Editor's note: The above video is from Dec. 28, 2015.
Ben Heeney didn’t pay much attention to this year’s NFL Draft. The young linebacker knew his Raiders took Karl Joseph in the first round, but tuned out after that. He did check the overall haul, which addressed several positions of need.
There were no interior linebackers on the list. That action spoke loudly. The Raiders are comfortable with whom they have.
That means Malcolm Smith will lead the interior group, responsible for run defense and covering significant space. And Heeney is likely his running mate.
The second-year man from Kansas earned three starts and significant snaps at last season’s end, playing well enough for the Raiders to feel comfortable largely standing pat at his spot this offseason. That includes the NFL Draft.
“I saw that we got Karl on the first day, but I wasn’t stressing out over who they might pick,” Heeney told CSNCalifornia.com. “I’ve been focused on myself. I will say that it gives me confidence that they didn’t need to draft a guy high. Now the goal is to do what I do, make some plays and prove these guys right.”
Heeney has the opportunity to secure a top spot. He’s running the first unit during OTAs and, with Smith and Neiron Ball sidelined this spring with injury, sits in first chair.
There’s no contact at this stage; Heeney still has plenty to prove. That’s especially true from a position requiring scheme mastery and high football smarts.
“The mental side is a major focus right now,” Heeney said. “You’re doing everything you can physically, but you can’t hit. It’s important how to read an offense and how you get to where you need to be. It’s an important step as we head toward the season, and I’ll take every single practice rep I can get.”
Heeney was predictably down on the depth chart last season. He and Ball were drafted in the fifth round of last year’s draft, with Smith, Curtis Lofton, Sio Moore and Ray-Ray Armstrong expected to play a major role on Sundays. That didn’t happen, and three quarters of that group was jettisoned after disappointing play.
Ball suffered a season-ending knee injury in Week 5 and remains out. Heeney was given an opportunity to learn on the job, an experience invaluable to his professional development.
“There are things to critique,” Heeney said. “You make some good plays, some bad plays and some bonehead mistakes you look back at on film and wonder why you’d do that. A big part of the development process is getting those things on film and learning from them. I feel like the improvement between my rookie year and this one is coming strong.
“Having game reps in the second half of the season helped me out a lot. It gave me a clearer picture of what I need to do to be a productive NFL player. Those reps were huge, and I think they inspired confidence from the coaches to give me a more opportunities to play in the future.”
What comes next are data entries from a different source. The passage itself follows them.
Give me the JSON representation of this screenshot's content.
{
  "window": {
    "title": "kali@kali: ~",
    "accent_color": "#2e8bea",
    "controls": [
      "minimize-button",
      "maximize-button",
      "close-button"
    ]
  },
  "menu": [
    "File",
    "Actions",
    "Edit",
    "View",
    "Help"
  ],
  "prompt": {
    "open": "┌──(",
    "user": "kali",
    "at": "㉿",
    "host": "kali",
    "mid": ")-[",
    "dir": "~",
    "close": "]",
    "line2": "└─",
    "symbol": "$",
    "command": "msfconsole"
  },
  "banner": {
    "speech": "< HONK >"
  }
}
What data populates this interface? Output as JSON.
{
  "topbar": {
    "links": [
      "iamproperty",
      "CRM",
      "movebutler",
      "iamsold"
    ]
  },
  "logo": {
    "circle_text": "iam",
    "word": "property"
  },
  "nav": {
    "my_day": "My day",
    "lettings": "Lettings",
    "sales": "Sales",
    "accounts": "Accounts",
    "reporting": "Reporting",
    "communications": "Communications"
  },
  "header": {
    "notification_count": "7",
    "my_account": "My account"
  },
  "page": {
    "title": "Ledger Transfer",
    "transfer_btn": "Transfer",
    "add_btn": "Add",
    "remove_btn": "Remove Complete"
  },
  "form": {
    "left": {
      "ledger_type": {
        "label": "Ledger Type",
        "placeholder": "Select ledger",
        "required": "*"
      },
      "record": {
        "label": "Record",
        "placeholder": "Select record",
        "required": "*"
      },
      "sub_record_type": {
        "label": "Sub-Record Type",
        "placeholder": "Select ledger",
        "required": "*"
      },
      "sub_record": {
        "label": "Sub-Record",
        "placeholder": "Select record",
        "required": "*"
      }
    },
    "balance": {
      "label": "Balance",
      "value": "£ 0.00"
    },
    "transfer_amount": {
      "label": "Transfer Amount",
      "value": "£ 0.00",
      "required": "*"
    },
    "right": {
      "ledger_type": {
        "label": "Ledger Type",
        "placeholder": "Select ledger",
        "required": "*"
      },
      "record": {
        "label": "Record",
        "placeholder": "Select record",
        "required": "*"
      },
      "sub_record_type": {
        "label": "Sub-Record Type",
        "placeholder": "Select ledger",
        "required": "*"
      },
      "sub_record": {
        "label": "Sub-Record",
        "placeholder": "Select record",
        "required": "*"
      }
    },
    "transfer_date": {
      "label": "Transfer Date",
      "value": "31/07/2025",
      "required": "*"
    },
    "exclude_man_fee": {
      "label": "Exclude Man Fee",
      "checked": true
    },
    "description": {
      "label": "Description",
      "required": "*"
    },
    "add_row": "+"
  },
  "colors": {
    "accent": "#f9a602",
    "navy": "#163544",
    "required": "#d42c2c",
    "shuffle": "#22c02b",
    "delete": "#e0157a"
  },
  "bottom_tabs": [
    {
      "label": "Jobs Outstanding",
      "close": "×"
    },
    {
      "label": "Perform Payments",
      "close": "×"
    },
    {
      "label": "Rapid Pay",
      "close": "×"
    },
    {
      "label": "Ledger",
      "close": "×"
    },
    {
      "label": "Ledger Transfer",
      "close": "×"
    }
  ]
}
Those game reps earned an opportunity to shine throughout the offseason and into training camp. Heeney finished with 38 tackles, 2.5 sacks and a forced fumble in 2015, including solid play in pass coverage.
“Ben’s been great,” general manager Reggie McKenzie said after the NFL draft. “We felt like he’s shown more than enough that he can play, at either spot, and even nickel situations. We like what Ben brings to the table.”
Heeney isn’t a hulk at 6-foot, 232 pounds, but has the speed and tenacity required to play a difficult position in the Raiders defense. That unit needs someone to play well with Smith, and Heeney’s getting first crack at that job. He isn’t, however, taking pole position for granted.
“The depth chart doesn’t mean much right now,” Heeney said. “We’re a long ways from Week 1, but I would say I’m blessed to be working with the first unit. I have to work that much harder to keep that spot. Hopefully I can earn a big role on this team, and help us win a bunch of games.”